While reading Beneath My Mother's Feet, Wanting Mor (see interview with author, Rukhsana Khan at Paper Tigers.) and Climbing the Stairs, I couldn't stop asking myself how do we impart to our girls in this instance, a love for education, to get them to understand that an education not a man or fame is the means to opportunity, personal choice and freedom? The main characters, all young girls in each book, were desperate to complete their education and they knew their chances at a life beyond servitude, abuse and dependence were inscrutably tied to being educated. For so many women outside of our country, education means an independent life.


Graffiti Women is kickass. The writers are diverse. Their stories and perspectives vary but all the writers exude self-confidence, they are clearly are committed to their art and there is undeniable power in their messages. Each writer had a voice and she uses it not only to express herself but to encourage others to find their voices and speak up.

11 comments:

dolcebellezza said...

I'm really interested in When You Reach Me. I haven't heard of it until I read it in this post, but being a huge fan of Wrinkle in Time, (well, anything L'Engle, really) as well as The Time Traveler's Wife, I'm intrigued. Thanks for telling about it!

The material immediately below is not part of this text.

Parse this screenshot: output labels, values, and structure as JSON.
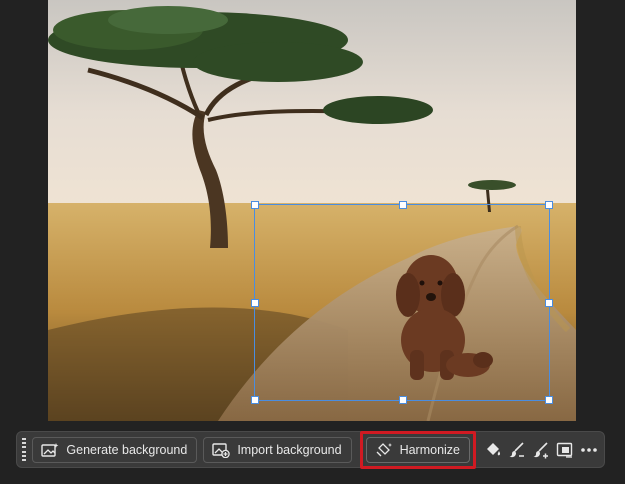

Rasco from RIF said...

I was so glad to see this list as I am going to be looking for books for some of the same challenges. I can't really comment now on FAITH and 14 COWS as they are in the pool on which I sit for CYBILS panel to judge the finalists but I can tell you that WHEN YOU REACH ME was one of my very, very favorite books read in 2009! Have a good Sunday and great start to your week!

susan said...

Hi Carol,

When You Reach Me is the kind of book that leaves you with an incredible high, a happiness I don't know how to describe.

Sunday, I will be reading and writing and enjoying my visits at some of my favorite blogs.

TheEnglishist said...

That's a great way to describe When You Reach Me.

I'm super interested in Beneath My Mother's Feet and have added it to my (ever growing) list of books to read.

The Brain Lair (KB) said...

I enjoyed When You Reach Me myself. It's a sure contender for the Newbery on the 18th. What did you think of Climbing the Stairs? That's been on my pile for at least two years...

susan said...

KB,
Climbing the Stairs is an excellent read. I pretty much read it straight through. One of the things I especially liked was learning details about Indian holidays and traditional customs. I've been living among South Asians for more than 5 years and I never knew the details of marriage customs, caste, religion and holidays. I felt silly for never investigating and thankful for once again being taught through literature.

I really liked the characters and the author's writing style. I will get a review up. My goal this year is to review more of the books I read.

I am enjoying the growing number think of South Asian YA titles I'm reading and I'm happy to say I'm slowly making my way through different time periods. This story is set during WWII, Secret Keeper was set in the 1970s and Born Confused was the most contemporary. I think it was late 90s or early 2000s.

Jessie Carty said...

thanks for the tips! time to update my goodreads list :)

Stella said...

Ohhhh..what an amazing collecction you got here!!! Some of these are new to me so I am adding them to my "next" pile. Thanks.

Stella said...

Ohhhh..what an amazing collecction you got here!!! Some of these are new to me so I am adding them to my "next" pile. Thanks.

Serena said...

good luck with your challenges.

Marjorie said...

Wow, you're really getting ahead! I'm looking forward to reading what you write about them - in the meantime, thank you for highlighting Beneath My Mother's Feet and Climbing the Stairs, two books I didn't know about...